__TASK ITEM__:
Every line in the data below that includes "area" belongs in the answer, copied as it stands.

[Data about app and page elements]
┌────────
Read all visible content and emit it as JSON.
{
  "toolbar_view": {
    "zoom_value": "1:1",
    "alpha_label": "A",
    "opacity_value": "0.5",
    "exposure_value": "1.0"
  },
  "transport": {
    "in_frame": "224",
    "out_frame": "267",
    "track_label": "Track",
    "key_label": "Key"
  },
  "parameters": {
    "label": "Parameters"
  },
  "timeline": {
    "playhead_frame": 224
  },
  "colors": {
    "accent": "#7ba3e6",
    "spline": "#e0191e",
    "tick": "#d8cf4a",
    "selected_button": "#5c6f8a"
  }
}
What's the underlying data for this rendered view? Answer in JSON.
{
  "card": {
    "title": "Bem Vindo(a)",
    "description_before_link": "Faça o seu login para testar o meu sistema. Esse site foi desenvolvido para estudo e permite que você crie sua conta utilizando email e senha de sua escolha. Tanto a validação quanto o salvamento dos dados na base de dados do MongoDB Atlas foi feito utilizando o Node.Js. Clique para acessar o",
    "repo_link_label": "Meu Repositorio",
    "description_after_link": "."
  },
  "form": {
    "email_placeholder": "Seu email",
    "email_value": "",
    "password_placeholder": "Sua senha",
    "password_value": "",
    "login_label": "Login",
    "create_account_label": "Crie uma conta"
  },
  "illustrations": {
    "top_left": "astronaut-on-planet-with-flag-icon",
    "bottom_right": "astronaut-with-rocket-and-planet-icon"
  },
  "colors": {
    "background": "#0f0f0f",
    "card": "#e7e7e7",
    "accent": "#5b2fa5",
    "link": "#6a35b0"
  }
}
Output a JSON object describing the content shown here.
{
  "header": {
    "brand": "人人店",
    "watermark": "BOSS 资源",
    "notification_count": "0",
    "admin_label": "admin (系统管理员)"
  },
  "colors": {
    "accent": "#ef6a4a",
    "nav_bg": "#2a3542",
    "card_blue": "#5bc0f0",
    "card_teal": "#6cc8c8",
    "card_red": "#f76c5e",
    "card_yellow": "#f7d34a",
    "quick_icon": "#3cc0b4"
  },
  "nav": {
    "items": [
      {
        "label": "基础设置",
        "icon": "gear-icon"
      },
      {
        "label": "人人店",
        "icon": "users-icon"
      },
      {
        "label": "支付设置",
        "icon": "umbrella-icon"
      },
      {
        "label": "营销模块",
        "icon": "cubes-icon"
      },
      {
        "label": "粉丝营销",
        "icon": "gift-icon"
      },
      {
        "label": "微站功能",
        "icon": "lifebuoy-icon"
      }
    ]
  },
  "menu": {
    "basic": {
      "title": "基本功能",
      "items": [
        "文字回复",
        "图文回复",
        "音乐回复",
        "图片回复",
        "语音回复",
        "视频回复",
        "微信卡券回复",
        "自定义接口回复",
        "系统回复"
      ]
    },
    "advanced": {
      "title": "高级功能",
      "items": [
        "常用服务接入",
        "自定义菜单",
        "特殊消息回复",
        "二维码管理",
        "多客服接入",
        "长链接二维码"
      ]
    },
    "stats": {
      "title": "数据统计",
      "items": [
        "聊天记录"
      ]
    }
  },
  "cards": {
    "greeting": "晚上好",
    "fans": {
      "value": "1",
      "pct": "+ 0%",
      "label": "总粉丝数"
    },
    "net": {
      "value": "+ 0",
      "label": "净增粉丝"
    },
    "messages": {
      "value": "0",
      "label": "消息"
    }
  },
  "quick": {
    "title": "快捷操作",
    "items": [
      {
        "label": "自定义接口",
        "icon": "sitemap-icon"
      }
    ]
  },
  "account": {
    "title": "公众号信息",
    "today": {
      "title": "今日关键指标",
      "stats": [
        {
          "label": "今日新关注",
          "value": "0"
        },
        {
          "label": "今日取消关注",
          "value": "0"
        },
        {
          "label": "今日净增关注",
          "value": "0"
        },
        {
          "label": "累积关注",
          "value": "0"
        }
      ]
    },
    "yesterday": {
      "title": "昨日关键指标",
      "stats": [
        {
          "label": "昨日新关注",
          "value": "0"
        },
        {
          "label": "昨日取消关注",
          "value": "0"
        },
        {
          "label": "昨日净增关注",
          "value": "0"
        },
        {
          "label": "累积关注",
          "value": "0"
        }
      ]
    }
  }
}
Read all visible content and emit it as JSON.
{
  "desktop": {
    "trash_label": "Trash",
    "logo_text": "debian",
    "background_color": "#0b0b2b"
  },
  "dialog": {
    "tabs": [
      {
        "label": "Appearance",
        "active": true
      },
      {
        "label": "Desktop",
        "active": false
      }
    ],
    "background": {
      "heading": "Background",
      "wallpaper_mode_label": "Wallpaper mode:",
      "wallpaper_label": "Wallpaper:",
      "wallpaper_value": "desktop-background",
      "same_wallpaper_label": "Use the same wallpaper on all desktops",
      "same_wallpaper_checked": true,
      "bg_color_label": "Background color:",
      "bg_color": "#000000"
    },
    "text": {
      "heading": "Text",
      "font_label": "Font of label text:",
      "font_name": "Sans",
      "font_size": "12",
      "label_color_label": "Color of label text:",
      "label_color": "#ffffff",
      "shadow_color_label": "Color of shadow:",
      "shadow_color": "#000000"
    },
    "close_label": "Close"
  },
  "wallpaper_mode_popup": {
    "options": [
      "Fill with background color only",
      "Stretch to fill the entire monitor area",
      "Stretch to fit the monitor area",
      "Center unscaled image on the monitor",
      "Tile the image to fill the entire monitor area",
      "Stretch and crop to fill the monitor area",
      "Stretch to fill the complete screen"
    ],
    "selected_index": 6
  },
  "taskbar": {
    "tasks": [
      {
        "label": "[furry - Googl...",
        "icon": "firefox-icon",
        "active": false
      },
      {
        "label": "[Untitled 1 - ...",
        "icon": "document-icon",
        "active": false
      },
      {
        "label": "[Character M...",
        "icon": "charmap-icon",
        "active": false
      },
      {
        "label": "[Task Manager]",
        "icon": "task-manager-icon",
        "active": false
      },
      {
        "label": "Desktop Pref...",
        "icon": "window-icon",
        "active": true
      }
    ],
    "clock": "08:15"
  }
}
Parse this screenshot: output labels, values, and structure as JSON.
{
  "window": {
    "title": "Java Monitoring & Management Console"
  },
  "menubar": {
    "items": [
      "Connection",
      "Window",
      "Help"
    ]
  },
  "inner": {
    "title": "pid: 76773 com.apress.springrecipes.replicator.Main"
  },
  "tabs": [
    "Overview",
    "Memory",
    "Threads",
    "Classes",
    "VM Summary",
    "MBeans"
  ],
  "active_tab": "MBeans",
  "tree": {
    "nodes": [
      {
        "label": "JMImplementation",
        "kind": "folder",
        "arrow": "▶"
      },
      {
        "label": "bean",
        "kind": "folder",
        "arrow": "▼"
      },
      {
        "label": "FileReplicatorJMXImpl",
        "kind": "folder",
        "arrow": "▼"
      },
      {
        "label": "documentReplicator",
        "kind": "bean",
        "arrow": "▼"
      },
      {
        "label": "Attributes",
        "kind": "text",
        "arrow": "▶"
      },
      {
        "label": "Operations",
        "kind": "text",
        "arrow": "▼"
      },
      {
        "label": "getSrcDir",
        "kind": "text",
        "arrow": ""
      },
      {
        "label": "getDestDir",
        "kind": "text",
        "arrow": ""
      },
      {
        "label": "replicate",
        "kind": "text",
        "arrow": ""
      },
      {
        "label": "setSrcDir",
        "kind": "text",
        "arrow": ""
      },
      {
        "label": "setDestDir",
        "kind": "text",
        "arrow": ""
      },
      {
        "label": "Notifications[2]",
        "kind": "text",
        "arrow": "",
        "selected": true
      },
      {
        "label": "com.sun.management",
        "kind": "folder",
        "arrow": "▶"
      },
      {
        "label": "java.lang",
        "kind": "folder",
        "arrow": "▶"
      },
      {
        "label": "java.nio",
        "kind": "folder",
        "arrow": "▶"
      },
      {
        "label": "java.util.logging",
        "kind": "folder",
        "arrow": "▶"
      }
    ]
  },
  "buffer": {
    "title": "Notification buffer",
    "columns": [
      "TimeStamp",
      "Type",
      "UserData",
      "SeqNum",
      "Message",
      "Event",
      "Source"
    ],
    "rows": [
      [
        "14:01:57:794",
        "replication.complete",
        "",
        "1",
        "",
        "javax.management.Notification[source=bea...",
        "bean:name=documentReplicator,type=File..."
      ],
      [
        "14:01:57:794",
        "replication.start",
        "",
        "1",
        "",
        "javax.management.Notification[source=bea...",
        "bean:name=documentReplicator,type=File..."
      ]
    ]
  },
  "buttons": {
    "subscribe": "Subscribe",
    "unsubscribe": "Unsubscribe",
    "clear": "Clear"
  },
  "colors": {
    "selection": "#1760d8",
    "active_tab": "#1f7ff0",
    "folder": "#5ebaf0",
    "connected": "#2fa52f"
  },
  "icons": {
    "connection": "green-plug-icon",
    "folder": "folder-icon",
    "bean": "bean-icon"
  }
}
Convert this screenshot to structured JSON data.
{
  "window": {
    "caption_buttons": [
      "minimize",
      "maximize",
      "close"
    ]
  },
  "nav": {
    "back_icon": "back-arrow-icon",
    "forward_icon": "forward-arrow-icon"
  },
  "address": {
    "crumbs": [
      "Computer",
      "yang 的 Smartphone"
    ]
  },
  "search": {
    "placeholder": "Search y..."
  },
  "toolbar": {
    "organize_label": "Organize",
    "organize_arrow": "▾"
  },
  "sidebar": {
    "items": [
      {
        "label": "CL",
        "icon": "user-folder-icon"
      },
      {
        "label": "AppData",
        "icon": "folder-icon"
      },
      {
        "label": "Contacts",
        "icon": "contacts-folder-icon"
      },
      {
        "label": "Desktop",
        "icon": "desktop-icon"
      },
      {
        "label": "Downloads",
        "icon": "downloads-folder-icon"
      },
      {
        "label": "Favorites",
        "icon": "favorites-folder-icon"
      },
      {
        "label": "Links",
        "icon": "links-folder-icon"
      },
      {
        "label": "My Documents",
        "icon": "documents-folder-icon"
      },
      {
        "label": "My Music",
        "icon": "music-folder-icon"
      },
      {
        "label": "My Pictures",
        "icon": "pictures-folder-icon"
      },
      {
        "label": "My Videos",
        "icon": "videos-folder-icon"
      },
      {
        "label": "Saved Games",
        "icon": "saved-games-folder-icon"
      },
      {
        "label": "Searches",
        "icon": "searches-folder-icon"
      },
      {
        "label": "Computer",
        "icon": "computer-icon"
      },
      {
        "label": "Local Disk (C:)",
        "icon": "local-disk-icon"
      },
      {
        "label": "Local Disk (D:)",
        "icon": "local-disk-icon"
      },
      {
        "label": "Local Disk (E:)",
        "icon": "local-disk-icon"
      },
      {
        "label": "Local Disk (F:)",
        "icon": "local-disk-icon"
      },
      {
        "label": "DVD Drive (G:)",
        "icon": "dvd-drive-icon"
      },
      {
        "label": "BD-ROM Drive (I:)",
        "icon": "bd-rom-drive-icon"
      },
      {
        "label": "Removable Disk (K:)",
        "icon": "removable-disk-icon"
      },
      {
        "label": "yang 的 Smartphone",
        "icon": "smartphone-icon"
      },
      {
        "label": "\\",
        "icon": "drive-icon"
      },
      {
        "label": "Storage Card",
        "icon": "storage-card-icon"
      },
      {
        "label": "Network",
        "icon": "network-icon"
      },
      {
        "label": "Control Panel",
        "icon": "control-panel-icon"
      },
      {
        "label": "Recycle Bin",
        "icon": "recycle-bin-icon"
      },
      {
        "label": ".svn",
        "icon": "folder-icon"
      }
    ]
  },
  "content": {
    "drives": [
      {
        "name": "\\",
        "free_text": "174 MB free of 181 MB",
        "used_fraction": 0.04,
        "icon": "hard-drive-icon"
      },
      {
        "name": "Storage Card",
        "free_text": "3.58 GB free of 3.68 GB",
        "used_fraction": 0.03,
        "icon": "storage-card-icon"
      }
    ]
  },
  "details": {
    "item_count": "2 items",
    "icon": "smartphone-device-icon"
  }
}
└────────
__TASK RESPONSE__:
      "Stretch to fill the entire monitor area",
      "Stretch to fit the monitor area",
      "Tile the image to fill the entire monitor area",
      "Stretch and crop to fill the monitor area",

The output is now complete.